Material for the task Block Start

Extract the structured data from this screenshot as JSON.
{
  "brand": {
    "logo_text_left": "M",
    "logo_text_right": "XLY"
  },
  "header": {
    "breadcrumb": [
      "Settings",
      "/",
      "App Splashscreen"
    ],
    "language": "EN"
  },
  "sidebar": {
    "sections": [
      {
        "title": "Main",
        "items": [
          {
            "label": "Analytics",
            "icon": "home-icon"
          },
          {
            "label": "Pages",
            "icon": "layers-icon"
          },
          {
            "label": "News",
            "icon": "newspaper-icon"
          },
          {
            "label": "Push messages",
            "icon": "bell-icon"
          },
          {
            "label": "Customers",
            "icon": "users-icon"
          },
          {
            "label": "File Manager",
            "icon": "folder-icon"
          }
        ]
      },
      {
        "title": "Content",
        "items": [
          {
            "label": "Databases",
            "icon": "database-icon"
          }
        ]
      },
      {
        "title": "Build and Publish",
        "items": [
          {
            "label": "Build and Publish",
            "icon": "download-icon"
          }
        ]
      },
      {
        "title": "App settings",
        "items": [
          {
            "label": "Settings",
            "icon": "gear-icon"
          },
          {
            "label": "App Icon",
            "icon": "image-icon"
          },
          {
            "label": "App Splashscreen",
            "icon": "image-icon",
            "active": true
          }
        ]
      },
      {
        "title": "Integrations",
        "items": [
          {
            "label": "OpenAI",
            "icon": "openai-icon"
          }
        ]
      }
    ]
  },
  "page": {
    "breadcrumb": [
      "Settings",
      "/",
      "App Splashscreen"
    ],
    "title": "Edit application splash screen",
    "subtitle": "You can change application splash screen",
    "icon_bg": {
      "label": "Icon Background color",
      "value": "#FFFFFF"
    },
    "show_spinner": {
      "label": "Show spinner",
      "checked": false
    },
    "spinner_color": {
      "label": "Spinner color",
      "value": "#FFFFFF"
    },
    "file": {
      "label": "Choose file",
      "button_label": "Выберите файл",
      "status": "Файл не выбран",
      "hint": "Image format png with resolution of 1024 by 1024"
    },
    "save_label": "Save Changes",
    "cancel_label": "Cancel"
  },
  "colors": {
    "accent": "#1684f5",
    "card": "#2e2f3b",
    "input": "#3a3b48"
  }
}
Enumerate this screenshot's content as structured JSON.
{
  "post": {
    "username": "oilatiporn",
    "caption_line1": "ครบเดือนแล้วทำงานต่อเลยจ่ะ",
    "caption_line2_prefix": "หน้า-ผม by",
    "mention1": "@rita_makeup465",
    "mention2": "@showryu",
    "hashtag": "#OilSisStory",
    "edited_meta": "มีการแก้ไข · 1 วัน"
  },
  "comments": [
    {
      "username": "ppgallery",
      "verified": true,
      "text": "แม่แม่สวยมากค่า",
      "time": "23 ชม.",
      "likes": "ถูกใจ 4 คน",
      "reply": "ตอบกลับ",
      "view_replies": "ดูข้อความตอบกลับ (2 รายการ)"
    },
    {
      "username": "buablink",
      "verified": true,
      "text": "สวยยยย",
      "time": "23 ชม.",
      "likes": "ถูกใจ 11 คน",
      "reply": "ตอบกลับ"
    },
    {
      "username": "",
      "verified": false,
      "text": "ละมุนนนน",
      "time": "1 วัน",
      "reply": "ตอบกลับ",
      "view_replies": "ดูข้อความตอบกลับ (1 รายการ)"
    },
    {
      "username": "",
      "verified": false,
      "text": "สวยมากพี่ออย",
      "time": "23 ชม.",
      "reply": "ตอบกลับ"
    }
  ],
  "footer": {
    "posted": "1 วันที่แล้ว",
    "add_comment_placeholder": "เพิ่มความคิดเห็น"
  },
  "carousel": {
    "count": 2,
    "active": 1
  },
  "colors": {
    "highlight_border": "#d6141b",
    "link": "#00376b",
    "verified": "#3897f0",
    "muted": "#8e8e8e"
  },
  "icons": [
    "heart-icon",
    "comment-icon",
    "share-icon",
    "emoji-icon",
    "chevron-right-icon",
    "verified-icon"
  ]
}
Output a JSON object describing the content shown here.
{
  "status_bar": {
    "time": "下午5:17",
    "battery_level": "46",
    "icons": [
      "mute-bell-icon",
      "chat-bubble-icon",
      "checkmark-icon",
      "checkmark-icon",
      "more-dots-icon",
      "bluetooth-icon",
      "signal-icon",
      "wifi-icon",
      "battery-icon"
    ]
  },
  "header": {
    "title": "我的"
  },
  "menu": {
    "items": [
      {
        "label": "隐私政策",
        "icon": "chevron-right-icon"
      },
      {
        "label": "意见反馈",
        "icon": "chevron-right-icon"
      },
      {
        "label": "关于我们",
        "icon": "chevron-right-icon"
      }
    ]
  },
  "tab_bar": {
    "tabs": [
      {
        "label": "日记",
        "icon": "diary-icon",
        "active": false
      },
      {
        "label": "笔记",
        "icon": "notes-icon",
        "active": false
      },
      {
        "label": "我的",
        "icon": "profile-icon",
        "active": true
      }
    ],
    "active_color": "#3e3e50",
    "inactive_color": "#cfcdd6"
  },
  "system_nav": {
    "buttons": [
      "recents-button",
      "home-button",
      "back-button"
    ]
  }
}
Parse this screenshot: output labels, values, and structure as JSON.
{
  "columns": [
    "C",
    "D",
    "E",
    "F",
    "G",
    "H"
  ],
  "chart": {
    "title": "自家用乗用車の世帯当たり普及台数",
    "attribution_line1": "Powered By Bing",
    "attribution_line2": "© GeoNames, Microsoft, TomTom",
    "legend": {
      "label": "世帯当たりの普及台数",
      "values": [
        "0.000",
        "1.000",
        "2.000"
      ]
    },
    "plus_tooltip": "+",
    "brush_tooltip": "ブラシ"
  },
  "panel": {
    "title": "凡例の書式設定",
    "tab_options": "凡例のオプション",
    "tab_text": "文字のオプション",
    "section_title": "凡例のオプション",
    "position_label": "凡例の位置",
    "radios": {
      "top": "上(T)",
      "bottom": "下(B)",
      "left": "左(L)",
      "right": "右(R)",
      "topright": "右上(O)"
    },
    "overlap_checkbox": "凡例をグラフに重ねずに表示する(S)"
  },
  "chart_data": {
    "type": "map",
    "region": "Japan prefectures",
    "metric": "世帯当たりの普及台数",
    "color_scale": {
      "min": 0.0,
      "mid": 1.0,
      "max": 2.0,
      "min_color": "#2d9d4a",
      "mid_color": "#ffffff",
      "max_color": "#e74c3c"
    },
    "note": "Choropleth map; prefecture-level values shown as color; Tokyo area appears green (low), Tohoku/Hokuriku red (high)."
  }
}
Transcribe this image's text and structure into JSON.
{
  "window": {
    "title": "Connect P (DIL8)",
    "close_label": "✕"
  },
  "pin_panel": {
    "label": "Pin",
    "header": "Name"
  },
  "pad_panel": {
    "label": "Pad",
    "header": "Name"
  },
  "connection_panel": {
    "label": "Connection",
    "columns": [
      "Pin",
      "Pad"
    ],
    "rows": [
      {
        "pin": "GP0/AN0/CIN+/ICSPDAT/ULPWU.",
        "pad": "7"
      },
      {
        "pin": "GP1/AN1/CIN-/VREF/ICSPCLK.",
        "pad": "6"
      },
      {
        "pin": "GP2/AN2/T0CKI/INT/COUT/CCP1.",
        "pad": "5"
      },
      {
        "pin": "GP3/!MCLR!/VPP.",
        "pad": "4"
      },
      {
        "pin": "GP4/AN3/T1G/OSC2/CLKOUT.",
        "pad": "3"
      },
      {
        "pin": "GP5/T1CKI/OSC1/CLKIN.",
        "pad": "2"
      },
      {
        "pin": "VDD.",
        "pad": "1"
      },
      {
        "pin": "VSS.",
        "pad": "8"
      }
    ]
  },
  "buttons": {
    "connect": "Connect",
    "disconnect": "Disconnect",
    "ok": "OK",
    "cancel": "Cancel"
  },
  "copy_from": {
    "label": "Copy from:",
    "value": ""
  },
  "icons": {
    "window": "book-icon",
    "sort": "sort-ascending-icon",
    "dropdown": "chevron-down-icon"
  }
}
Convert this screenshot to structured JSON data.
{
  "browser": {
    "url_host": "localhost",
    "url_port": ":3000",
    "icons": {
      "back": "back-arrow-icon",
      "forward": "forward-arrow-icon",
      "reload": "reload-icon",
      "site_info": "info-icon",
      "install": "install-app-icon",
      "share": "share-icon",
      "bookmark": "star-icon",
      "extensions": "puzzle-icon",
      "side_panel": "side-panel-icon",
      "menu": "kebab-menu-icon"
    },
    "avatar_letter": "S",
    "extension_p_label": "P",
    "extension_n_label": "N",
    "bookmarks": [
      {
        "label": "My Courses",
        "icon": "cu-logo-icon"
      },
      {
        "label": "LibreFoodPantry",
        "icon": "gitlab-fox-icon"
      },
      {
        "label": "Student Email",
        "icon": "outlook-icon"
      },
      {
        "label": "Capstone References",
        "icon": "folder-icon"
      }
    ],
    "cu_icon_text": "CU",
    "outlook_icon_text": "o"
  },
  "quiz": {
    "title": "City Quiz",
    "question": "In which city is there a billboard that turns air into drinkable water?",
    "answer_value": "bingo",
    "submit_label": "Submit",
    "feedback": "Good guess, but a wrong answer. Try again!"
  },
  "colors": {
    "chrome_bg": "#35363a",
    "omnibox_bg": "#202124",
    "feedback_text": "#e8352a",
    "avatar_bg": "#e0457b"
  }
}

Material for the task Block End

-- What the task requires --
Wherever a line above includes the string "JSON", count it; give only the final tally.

-- Result for this task --
6